Bob, one of our Building Designers, comes up with some truly great questions. I appreciate him keeping me thinking!
Today Bob writes, “Any reason why a client in Louisiana would not be able to have a post-tension slab installed in one of our buildings? Apparently it’s a slab suggested in his area because of the type of soil and the tendency for slabs to otherwise crack. Sounds like he could erect the posts and roof as usual, and before pouring install additional posts that would be only be used for the post-tension slab along with cables that they would tension before the pour.”
Even though concrete is a very rigid material, it has a natural weakness when it comes to tension. It is limited with respect to what length of floor can be made out of it. One way to be able to build these structures with longer spans than would be possible with ordinary concrete is through a technique called pre-stressing.

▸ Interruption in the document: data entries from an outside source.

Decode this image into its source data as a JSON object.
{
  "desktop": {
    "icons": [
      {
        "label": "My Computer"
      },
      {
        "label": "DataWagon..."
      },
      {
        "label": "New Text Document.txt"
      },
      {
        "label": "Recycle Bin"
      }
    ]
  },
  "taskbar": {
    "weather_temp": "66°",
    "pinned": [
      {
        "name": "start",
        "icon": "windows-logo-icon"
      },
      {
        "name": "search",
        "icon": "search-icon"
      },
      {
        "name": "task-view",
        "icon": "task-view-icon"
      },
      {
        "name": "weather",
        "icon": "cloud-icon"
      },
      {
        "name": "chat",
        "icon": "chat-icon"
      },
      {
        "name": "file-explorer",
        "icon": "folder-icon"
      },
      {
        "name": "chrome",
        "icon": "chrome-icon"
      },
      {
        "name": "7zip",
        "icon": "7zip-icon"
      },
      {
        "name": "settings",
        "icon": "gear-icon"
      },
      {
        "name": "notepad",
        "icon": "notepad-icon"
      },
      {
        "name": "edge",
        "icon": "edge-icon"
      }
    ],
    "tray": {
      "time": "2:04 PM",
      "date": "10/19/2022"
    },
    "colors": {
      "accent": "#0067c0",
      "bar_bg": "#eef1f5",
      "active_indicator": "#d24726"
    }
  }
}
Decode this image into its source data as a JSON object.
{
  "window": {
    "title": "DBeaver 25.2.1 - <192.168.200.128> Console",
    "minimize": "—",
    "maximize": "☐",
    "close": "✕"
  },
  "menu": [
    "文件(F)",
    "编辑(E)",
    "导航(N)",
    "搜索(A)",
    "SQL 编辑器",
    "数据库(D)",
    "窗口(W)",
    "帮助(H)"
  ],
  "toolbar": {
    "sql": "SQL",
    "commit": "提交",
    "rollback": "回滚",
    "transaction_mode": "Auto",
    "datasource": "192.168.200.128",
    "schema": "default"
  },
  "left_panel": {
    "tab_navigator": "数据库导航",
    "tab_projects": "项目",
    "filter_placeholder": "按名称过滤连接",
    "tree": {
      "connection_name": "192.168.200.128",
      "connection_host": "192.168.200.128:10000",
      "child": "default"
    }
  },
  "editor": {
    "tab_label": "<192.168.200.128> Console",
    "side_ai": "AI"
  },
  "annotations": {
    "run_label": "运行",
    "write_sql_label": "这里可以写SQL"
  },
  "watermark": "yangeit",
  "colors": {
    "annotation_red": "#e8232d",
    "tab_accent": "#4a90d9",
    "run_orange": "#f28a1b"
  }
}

A post-tension slab is a slab of concrete which has been pre-stressed using a specific method to increase the strength of the concrete.
Several methods exist for pre-stressing concrete, with post-tensioning being a very common one. Before a post-tension slab is poured, high-strength steel strands or cables, called tendons, are laid in a tight grid. These help support and give strength to the slab once it has cured. The tendons are sheathed in plastic so they do not directly touch the concrete. After the grid is made, the concrete is poured, with extra care taken to make sure the tendons remain at the correct depth.
The concrete is allowed to cure to about 75% of the way, at which point post-tensioning occurs. Each of the tendons in the post-tension slab is pulled tight, using a hydraulic jack. The tensing of the cables occurs after the concrete has mostly cured, hence the term “post-tension.” The tendons are usually pulled to a tension of 25,000 pounds per square inch. Once the cables have reached the designated tension, they are anchored in the concrete, and the slab is allowed to fully cure.
This method of pre-stressing concrete is especially useful in areas where the soil expands and contracts relative to weather conditions.
Using a post-tension slab rather than ordinary concrete often makes good economic sense. Because there is a smaller depth of concrete used to obtain the same end result, construction costs are reduced.
When the floor thickness is reduced, so is the weight of the structure. A lighter building means the cost of building the foundation is reduced.
The answer for Bob’s client – there is no reason to not have a post-tension slab in a post frame building.
I thought it was interesting that you mentioned that this is more cost efficient. I didn’t realize that this used less materials than the traditional method. I think that this could be really beneficial, especially for my father-in-laws heavy duty remodel.